Golgari decks have been priced into relying harder on Wildgrowth Walker than past builds thanks to the format’s greater shift away from midrange gameplay. These decks continue to perform adequately despite a poor metagame position, and are primed to have a bunch of medium finishes at this Pro Tour in the hands of players with good Draft records.

A few quick hits to cap off this introduction to this weekend’s Standard: Mono-Red will be around for sure thanks to its great white aggro matchup despite being a weak deck all-around. Some number of people, fueled by Gab Nassif’s finish in Lille, will insist on playing mono-blue for whatever reason, and Selesnya tokens decks will be pushed out by the staggering amounts of Pyroclasm effects people will be running this weekend to deal with the MOCS being dominated by white aggro.


We’re blessed with a pretty fun draft format here — granted, it’s no Dominaria — held back a little bit by some failures in the balance department. See, Selesnya is borderline unplayable, and only the best Golgari decks are competitive against the other three guilds. That said, the gameplay is otherwise excellent, and some quirky five-colour decks are always playable thanks to the Guildgate in every pack.

Dimir decks tend to be focused on Surveil synergies, hoping to get a few payoff cards like Thoughtbound Phantasm in addition to the premium commons that have Surveil tacked on, like Whisper Agent and Deadly Visit. This guild is overall extremely strong in this format, thanks in part to the Surveil mechanic ensuring that once you get started, you’re going to continue drawing gas with very few bricks in between.
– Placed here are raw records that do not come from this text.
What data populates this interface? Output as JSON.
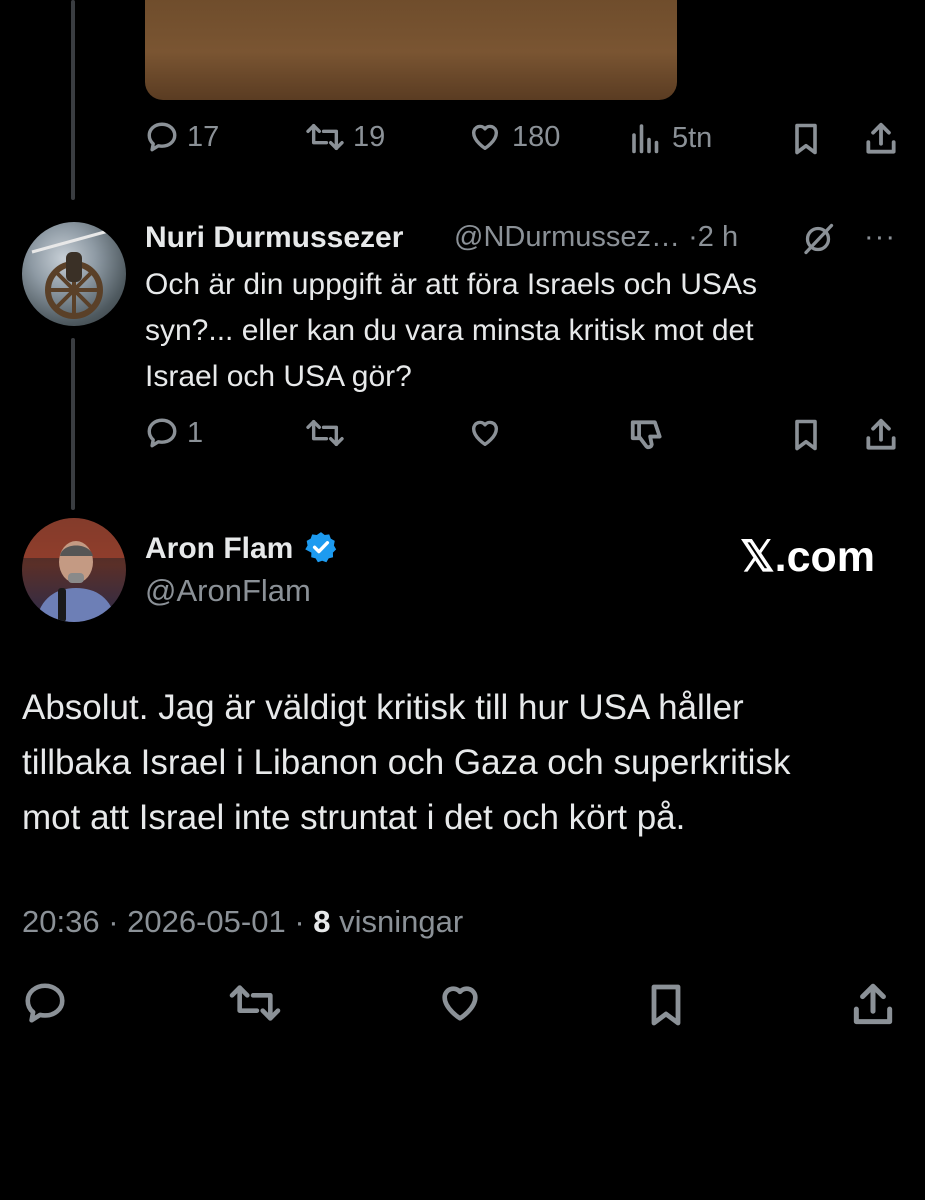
{
  "top_tweet": {
    "stats": {
      "replies": "17",
      "reposts": "19",
      "likes": "180",
      "views": "5tn"
    }
  },
  "reply": {
    "name": "Nuri Durmussezer",
    "handle": "@NDurmussez…",
    "time": "2 h",
    "more": "···",
    "text_lines": [
      "Och är din uppgift är att föra Israels och USAs",
      "syn?... eller kan du vara minsta kritisk mot det",
      "Israel och USA gör?"
    ],
    "stats": {
      "replies": "1"
    }
  },
  "main_tweet": {
    "name": "Aron Flam",
    "handle": "@AronFlam",
    "watermark": "𝕏.com",
    "text_lines": [
      "Absolut. Jag är väldigt kritisk till hur USA håller",
      "tillbaka Israel i Libanon och Gaza och superkritisk",
      "mot att Israel inte struntat i det och kört på."
    ],
    "time": "20:36",
    "date": "2026-05-01",
    "views_count": "8",
    "views_label": "visningar"
  },
  "colors": {
    "background": "#000000",
    "text": "#e7e9ea",
    "muted": "#8b9197",
    "verified": "#1d9bf0"
  }
}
Izzet drafts take two main forms: aggressive ones with cards like Wojek Bodyguard (secretly the best red common) and Sonic Assault, and more controlling decks, often with a black splash for more removal. All of these decks are a boatload of fun, as Izzet rewards you for finding clever ways to sneak through damage.

Last but not least in the top tier of draft archetypes, we have Boros, always trying to attack and grow their Healer’s Hawks with the Mentor mechanic. These decks are fast, evasive, and surprisingly resilient thanks to there being a lot of common and uncommon removal in these two colours.
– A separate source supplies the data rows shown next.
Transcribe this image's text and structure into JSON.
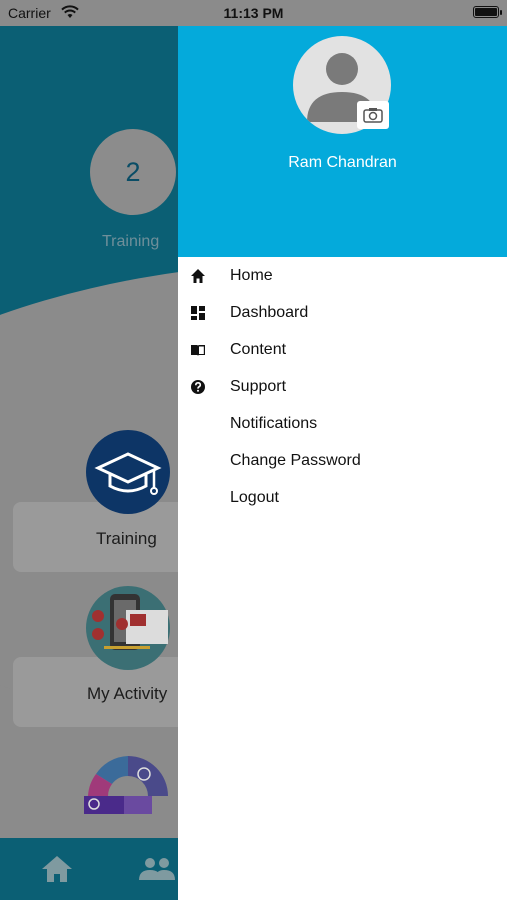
{
  "status_bar": {
    "carrier": "Carrier",
    "time": "11:13 PM"
  },
  "background_screen": {
    "count_value": "2",
    "count_label": "Training",
    "cards": [
      {
        "label": "Training"
      },
      {
        "label": "My Activity"
      }
    ]
  },
  "drawer": {
    "user_name": "Ram Chandran",
    "menu": [
      {
        "label": "Home",
        "icon": "home-icon"
      },
      {
        "label": "Dashboard",
        "icon": "dashboard-icon"
      },
      {
        "label": "Content",
        "icon": "book-icon"
      },
      {
        "label": "Support",
        "icon": "help-icon"
      },
      {
        "label": "Notifications",
        "icon": ""
      },
      {
        "label": "Change Password",
        "icon": ""
      },
      {
        "label": "Logout",
        "icon": ""
      }
    ]
  },
  "colors": {
    "drawer_header": "#04aadb",
    "app_header": "#0b5f74"
  }
}
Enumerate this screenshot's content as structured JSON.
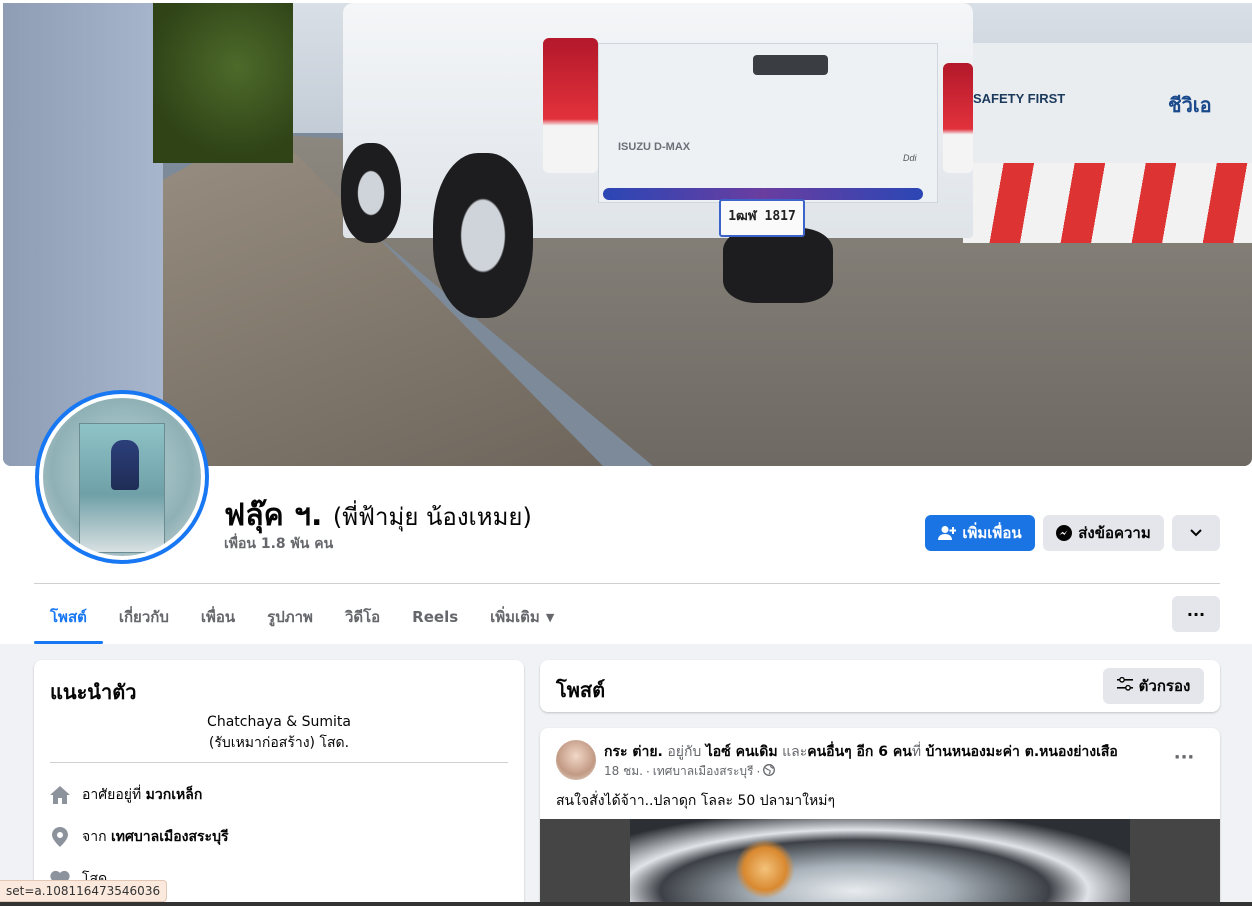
{
  "profile": {
    "name": "ฟลุ๊ค ฯ.",
    "alternate_name": "(พี่ฟ้ามุ่ย น้องเหมย)",
    "friends_count": "เพื่อน 1.8 พัน คน"
  },
  "cover": {
    "sign_safety": "SAFETY FIRST",
    "sign_brand": "ชีวิเอ",
    "truck_badge": "ISUZU D-MAX",
    "truck_badge_small": "Ddi",
    "plate": "1ฒฬ 1817"
  },
  "actions": {
    "add_friend": "เพิ่มเพื่อน",
    "message": "ส่งข้อความ"
  },
  "tabs": [
    {
      "label": "โพสต์"
    },
    {
      "label": "เกี่ยวกับ"
    },
    {
      "label": "เพื่อน"
    },
    {
      "label": "รูปภาพ"
    },
    {
      "label": "วิดีโอ"
    },
    {
      "label": "Reels"
    },
    {
      "label": "เพิ่มเติม"
    }
  ],
  "intro": {
    "title": "แนะนำตัว",
    "bio_line1": "Chatchaya & Sumita",
    "bio_line2": "(รับเหมาก่อสร้าง) โสด.",
    "lives_prefix": "อาศัยอยู่ที่",
    "lives_value": "มวกเหล็ก",
    "from_prefix": "จาก",
    "from_value": "เทศบาลเมืองสระบุรี",
    "relationship": "โสด"
  },
  "posts": {
    "title": "โพสต์",
    "filter_label": "ตัวกรอง"
  },
  "post": {
    "author": "กระ ต่าย.",
    "with_text": "อยู่กับ",
    "tagged": "ไอซ์ คนเดิม",
    "and_text": "และ",
    "others": "คนอื่นๆ อีก 6 คน",
    "at_text": "ที่",
    "place": "บ้านหนองมะค่า ต.หนองย่างเสือ",
    "time": "18 ชม.",
    "location": "เทศบาลเมืองสระบุรี",
    "text": "สนใจสั่งได้จ้าา..ปลาดุก โลละ 50 ปลามาใหม่ๆ"
  },
  "status_bar": {
    "url": "set=a.108116473546036"
  },
  "colors": {
    "accent": "#1877f2",
    "primary_button": "#1b74e4",
    "secondary_button": "#e4e6eb",
    "background": "#f0f2f5"
  }
}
I’m pretty sure I say this every time, but Toronto all-star Edgar Magalhaes is playing out of his mind these days, making deep runs in every single tournament he attends. I’m not a particularly big fan of the deck he settled on for this event, but if anyone can pilot it to a top finish, it’s this absolute monster.

Edgar’s Face to Face Games teammate, Eli Kassis, is sure to make waves as well, fresh off his win at Grand Prix New Jersey. That team’s innovative Azor’s Gateway Jeskai Control deck dominated the tournament by hitting the metagame at a very particular angle — will they be able to do the same for this weekend?

Logan Nettles, perhaps better known as Jaberwocki of Magic Online fame, is one of the best players in the world right now. He’s in fourth place on the Elo leaderboard, and I have the utmost respect for his approach to the game, both materially and psychologically. I played him at GP Atlanta last weekend, and despite making correct plays on crucial turns, was highly critical of them, interested in discussing them with me after the match. This guy just learns with every single match and will just continue to get better and better.

To cap it off, if you’re reading this and not cheering for Chris Ha, do me a favour and change your mind. A seventeen-time Face to Face Games Open Top 8 competitor, coming fresh off an RPTQ win and a Grand Prix Top 8 in Montreal, Chris is just the absolute coolest and nicest guy around. Speaking of which, I think I see him coming, which means that’s all for today, folks! Wish us luck!